[[ Data for analysis open ]]

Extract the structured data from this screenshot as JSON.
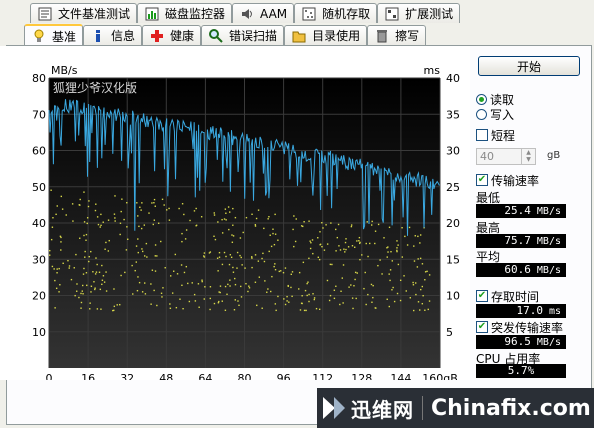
{
  "tabs_top": [
    {
      "label": "文件基准测试",
      "icon": "file-benchmark-icon"
    },
    {
      "label": "磁盘监控器",
      "icon": "disk-monitor-icon"
    },
    {
      "label": "AAM",
      "icon": "speaker-icon"
    },
    {
      "label": "随机存取",
      "icon": "random-access-icon"
    },
    {
      "label": "扩展测试",
      "icon": "extra-tests-icon"
    }
  ],
  "tabs_bottom": [
    {
      "label": "基准",
      "icon": "lightbulb-icon",
      "active": true
    },
    {
      "label": "信息",
      "icon": "info-icon"
    },
    {
      "label": "健康",
      "icon": "health-cross-icon"
    },
    {
      "label": "错误扫描",
      "icon": "magnifier-icon"
    },
    {
      "label": "目录使用",
      "icon": "folder-icon"
    },
    {
      "label": "擦写",
      "icon": "trash-icon"
    }
  ],
  "controls": {
    "start_label": "开始",
    "read_label": "读取",
    "write_label": "写入",
    "read_selected": true,
    "short_label": "短程",
    "short_checked": false,
    "size_value": "40",
    "size_unit": "gB",
    "transfer_rate_label": "传输速率",
    "transfer_rate_checked": true
  },
  "stats": {
    "min_label": "最低",
    "min_value": "25.4",
    "max_label": "最高",
    "max_value": "75.7",
    "avg_label": "平均",
    "avg_value": "60.6",
    "rate_unit": "MB/s",
    "access_label": "存取时间",
    "access_checked": true,
    "access_value": "17.0",
    "access_unit": "ms",
    "burst_label": "突发传输速率",
    "burst_checked": true,
    "burst_value": "96.5",
    "burst_unit": "MB/s",
    "cpu_label": "CPU 占用率",
    "cpu_value": "5.7%"
  },
  "watermark": {
    "cn_text": "迅维网",
    "en_text": "Chinafix.com"
  },
  "colors": {
    "transfer_line": "#3aa8e0",
    "access_dots": "#d8d84a",
    "chart_bg_top": "#000000",
    "chart_bg_bottom": "#2e2e2e",
    "grid": "#3a3a3a"
  },
  "chart_data": {
    "type": "line",
    "overlay_text": "狐狸少爷汉化版",
    "y_left_label": "MB/s",
    "y_right_label": "ms",
    "x_unit": "gB",
    "ylim_left": [
      0,
      80
    ],
    "ylim_right": [
      0,
      40
    ],
    "xlim": [
      0,
      160
    ],
    "y_left_ticks": [
      10,
      20,
      30,
      40,
      50,
      60,
      70,
      80
    ],
    "y_right_ticks": [
      5,
      10,
      15,
      20,
      25,
      30,
      35,
      40
    ],
    "x_ticks": [
      0,
      16,
      32,
      48,
      64,
      80,
      96,
      112,
      128,
      144,
      160
    ],
    "grid": true,
    "series": [
      {
        "kind": "transfer_rate",
        "axis": "left",
        "x": [
          0,
          4,
          8,
          12,
          16,
          20,
          24,
          28,
          32,
          36,
          40,
          44,
          48,
          52,
          56,
          60,
          64,
          68,
          72,
          76,
          80,
          84,
          88,
          92,
          96,
          100,
          104,
          108,
          112,
          116,
          120,
          124,
          128,
          132,
          136,
          140,
          144,
          148,
          152,
          156,
          160
        ],
        "y": [
          72,
          73,
          72,
          72,
          71,
          71,
          70,
          70,
          69,
          69,
          68,
          68,
          67,
          67,
          66,
          66,
          65,
          65,
          64,
          64,
          63,
          62,
          62,
          61,
          61,
          60,
          59,
          59,
          58,
          58,
          57,
          56,
          56,
          55,
          54,
          54,
          53,
          52,
          52,
          51,
          50
        ]
      },
      {
        "kind": "access_time",
        "axis": "right",
        "x_range": [
          0,
          160
        ],
        "y_range_ms": [
          8,
          25
        ]
      }
    ]
  }
}
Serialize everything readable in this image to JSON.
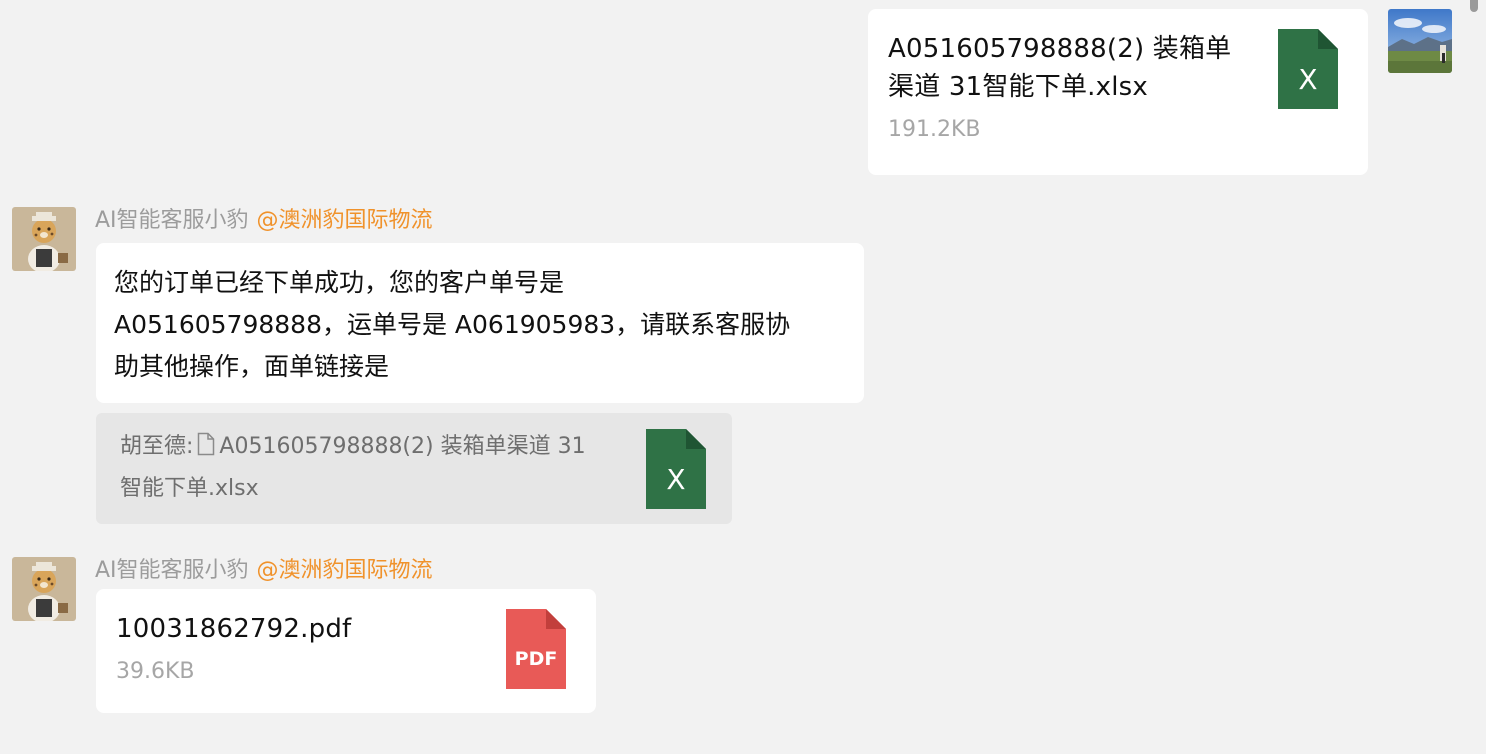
{
  "messages": {
    "outgoing_file": {
      "name_line1": "A051605798888(2) 装箱单",
      "name_line2": "渠道 31智能下单.xlsx",
      "size": "191.2KB",
      "icon_label": "X",
      "icon_color": "#2f7246"
    },
    "reply1": {
      "sender": "AI智能客服小豹",
      "org": "@澳洲豹国际物流",
      "line1": "您的订单已经下单成功，您的客户单号是",
      "line2": "A051605798888，运单号是 A061905983，请联系客服协",
      "line3": "助其他操作，面单链接是"
    },
    "quote": {
      "author": "胡至德:",
      "file_line1": "A051605798888(2) 装箱单渠道 31",
      "file_line2": "智能下单.xlsx",
      "icon_label": "X"
    },
    "reply2": {
      "sender": "AI智能客服小豹",
      "org": "@澳洲豹国际物流",
      "file_name": "10031862792.pdf",
      "size": "39.6KB",
      "icon_label": "PDF",
      "icon_color": "#e85a57"
    }
  },
  "colors": {
    "background": "#f2f2f2",
    "bubble": "#ffffff",
    "quote_bg": "#e6e6e6",
    "org_accent": "#f0922b"
  }
}
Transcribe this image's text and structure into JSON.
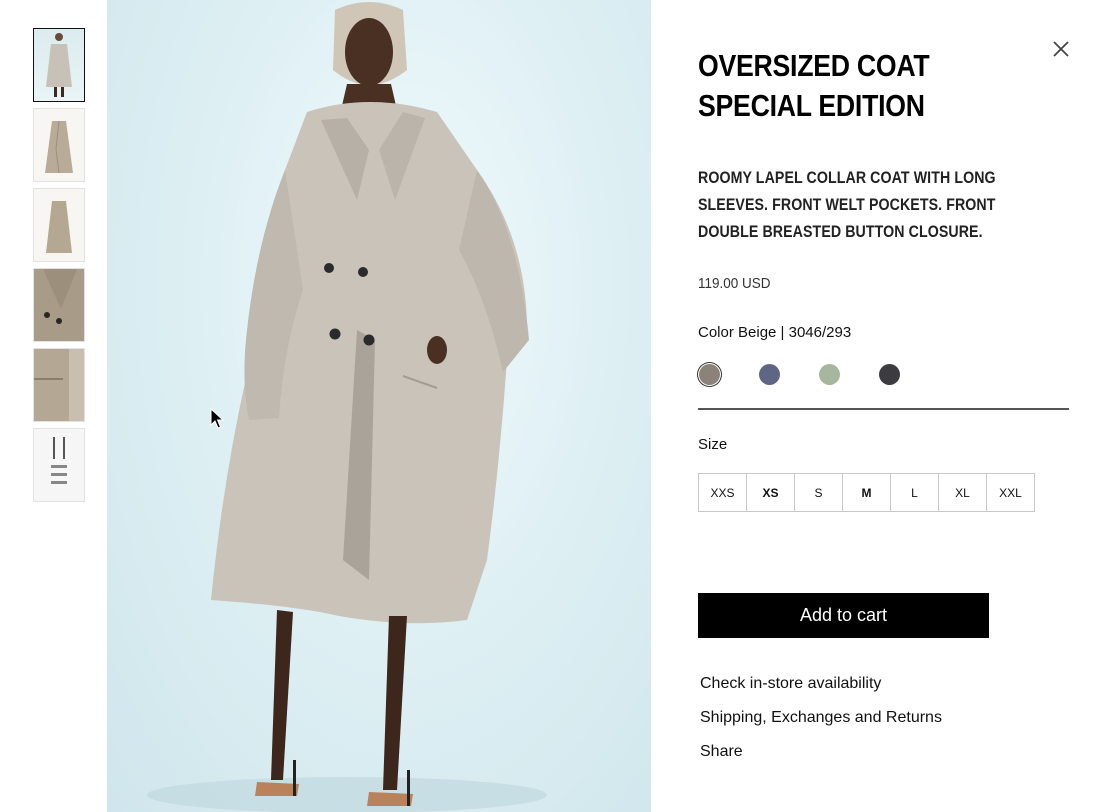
{
  "product": {
    "title": "OVERSIZED COAT SPECIAL EDITION",
    "description": "ROOMY LAPEL COLLAR COAT WITH LONG SLEEVES. FRONT WELT POCKETS. FRONT DOUBLE BREASTED BUTTON CLOSURE.",
    "price": "119.00 USD",
    "color_label": "Color Beige | 3046/293"
  },
  "colors": [
    {
      "hex": "#8b8279",
      "selected": true
    },
    {
      "hex": "#5f6683",
      "selected": false
    },
    {
      "hex": "#a6b79e",
      "selected": false
    },
    {
      "hex": "#3b3b40",
      "selected": false
    }
  ],
  "size_label": "Size",
  "sizes": [
    "XXS",
    "XS",
    "S",
    "M",
    "L",
    "XL",
    "XXL"
  ],
  "add_to_cart": "Add to cart",
  "links": {
    "availability": "Check in-store availability",
    "shipping": "Shipping, Exchanges and Returns",
    "share": "Share"
  },
  "icons": {
    "close": "close-icon",
    "cursor": "mouse-cursor-icon"
  },
  "brand_colors": {
    "button_bg": "#000000",
    "coat": "#c9c3ba",
    "backdrop": "#dff0f4"
  }
}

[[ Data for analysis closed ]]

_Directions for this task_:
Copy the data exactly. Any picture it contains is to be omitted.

_Answer to the exercise_:
Extract the structured data from this screenshot as JSON.
{
  "tabs_top": [
    {
      "label": "文件基准测试",
      "icon": "file-benchmark-icon"
    },
    {
      "label": "磁盘监控器",
      "icon": "disk-monitor-icon"
    },
    {
      "label": "AAM",
      "icon": "speaker-icon"
    },
    {
      "label": "随机存取",
      "icon": "random-access-icon"
    },
    {
      "label": "扩展测试",
      "icon": "extra-tests-icon"
    }
  ],
  "tabs_bottom": [
    {
      "label": "基准",
      "icon": "lightbulb-icon",
      "active": true
    },
    {
      "label": "信息",
      "icon": "info-icon"
    },
    {
      "label": "健康",
      "icon": "health-cross-icon"
    },
    {
      "label": "错误扫描",
      "icon": "magnifier-icon"
    },
    {
      "label": "目录使用",
      "icon": "folder-icon"
    },
    {
      "label": "擦写",
      "icon": "trash-icon"
    }
  ],
  "controls": {
    "start_label": "开始",
    "read_label": "读取",
    "write_label": "写入",
    "read_selected": true,
    "short_label": "短程",
    "short_checked": false,
    "size_value": "40",
    "size_unit": "gB",
    "transfer_rate_label": "传输速率",
    "transfer_rate_checked": true
  },
  "stats": {
    "min_label": "最低",
    "min_value": "25.4",
    "max_label": "最高",
    "max_value": "75.7",
    "avg_label": "平均",
    "avg_value": "60.6",
    "rate_unit": "MB/s",
    "access_label": "存取时间",
    "access_checked": true,
    "access_value": "17.0",
    "access_unit": "ms",
    "burst_label": "突发传输速率",
    "burst_checked": true,
    "burst_value": "96.5",
    "burst_unit": "MB/s",
    "cpu_label": "CPU 占用率",
    "cpu_value": "5.7%"
  },
  "watermark": {
    "cn_text": "迅维网",
    "en_text": "Chinafix.com"
  },
  "colors": {
    "transfer_line": "#3aa8e0",
    "access_dots": "#d8d84a",
    "chart_bg_top": "#000000",
    "chart_bg_bottom": "#2e2e2e",
    "grid": "#3a3a3a"
  },
  "chart_data": {
    "type": "line",
    "overlay_text": "狐狸少爷汉化版",
    "y_left_label": "MB/s",
    "y_right_label": "ms",
    "x_unit": "gB",
    "ylim_left": [
      0,
      80
    ],
    "ylim_right": [
      0,
      40
    ],
    "xlim": [
      0,
      160
    ],
    "y_left_ticks": [
      10,
      20,
      30,
      40,
      50,
      60,
      70,
      80
    ],
    "y_right_ticks": [
      5,
      10,
      15,
      20,
      25,
      30,
      35,
      40
    ],
    "x_ticks": [
      0,
      16,
      32,
      48,
      64,
      80,
      96,
      112,
      128,
      144,
      160
    ],
    "grid": true,
    "series": [
      {
        "kind": "transfer_rate",
        "axis": "left",
        "x": [
          0,
          4,
          8,
          12,
          16,
          20,
          24,
          28,
          32,
          36,
          40,
          44,
          48,
          52,
          56,
          60,
          64,
          68,
          72,
          76,
          80,
          84,
          88,
          92,
          96,
          100,
          104,
          108,
          112,
          116,
          120,
          124,
          128,
          132,
          136,
          140,
          144,
          148,
          152,
          156,
          160
        ],
        "y": [
          72,
          73,
          72,
          72,
          71,
          71,
          70,
          70,
          69,
          69,
          68,
          68,
          67,
          67,
          66,
          66,
          65,
          65,
          64,
          64,
          63,
          62,
          62,
          61,
          61,
          60,
          59,
          59,
          58,
          58,
          57,
          56,
          56,
          55,
          54,
          54,
          53,
          52,
          52,
          51,
          50
        ]
      },
      {
        "kind": "access_time",
        "axis": "right",
        "x_range": [
          0,
          160
        ],
        "y_range_ms": [
          8,
          25
        ]
      }
    ]
  }
}
Serialize everything readable in this image to JSON.
{
  "messages": {
    "outgoing_file": {
      "name_line1": "A051605798888(2) 装箱单",
      "name_line2": "渠道 31智能下单.xlsx",
      "size": "191.2KB",
      "icon_label": "X",
      "icon_color": "#2f7246"
    },
    "reply1": {
      "sender": "AI智能客服小豹",
      "org": "@澳洲豹国际物流",
      "line1": "您的订单已经下单成功，您的客户单号是",
      "line2": "A051605798888，运单号是 A061905983，请联系客服协",
      "line3": "助其他操作，面单链接是"
    },
    "quote": {
      "author": "胡至德:",
      "file_line1": "A051605798888(2) 装箱单渠道 31",
      "file_line2": "智能下单.xlsx",
      "icon_label": "X"
    },
    "reply2": {
      "sender": "AI智能客服小豹",
      "org": "@澳洲豹国际物流",
      "file_name": "10031862792.pdf",
      "size": "39.6KB",
      "icon_label": "PDF",
      "icon_color": "#e85a57"
    }
  },
  "colors": {
    "background": "#f2f2f2",
    "bubble": "#ffffff",
    "quote_bg": "#e6e6e6",
    "org_accent": "#f0922b"
  }
}
Transcribe this image's text and structure into JSON.
{
  "product": {
    "title": "OVERSIZED COAT SPECIAL EDITION",
    "description": "ROOMY LAPEL COLLAR COAT WITH LONG SLEEVES. FRONT WELT POCKETS. FRONT DOUBLE BREASTED BUTTON CLOSURE.",
    "price": "119.00 USD",
    "color_label": "Color Beige | 3046/293"
  },
  "colors": [
    {
      "hex": "#8b8279",
      "selected": true
    },
    {
      "hex": "#5f6683",
      "selected": false
    },
    {
      "hex": "#a6b79e",
      "selected": false
    },
    {
      "hex": "#3b3b40",
      "selected": false
    }
  ],
  "size_label": "Size",
  "sizes": [
    "XXS",
    "XS",
    "S",
    "M",
    "L",
    "XL",
    "XXL"
  ],
  "add_to_cart": "Add to cart",
  "links": {
    "availability": "Check in-store availability",
    "shipping": "Shipping, Exchanges and Returns",
    "share": "Share"
  },
  "icons": {
    "close": "close-icon",
    "cursor": "mouse-cursor-icon"
  },
  "brand_colors": {
    "button_bg": "#000000",
    "coat": "#c9c3ba",
    "backdrop": "#dff0f4"
  }
}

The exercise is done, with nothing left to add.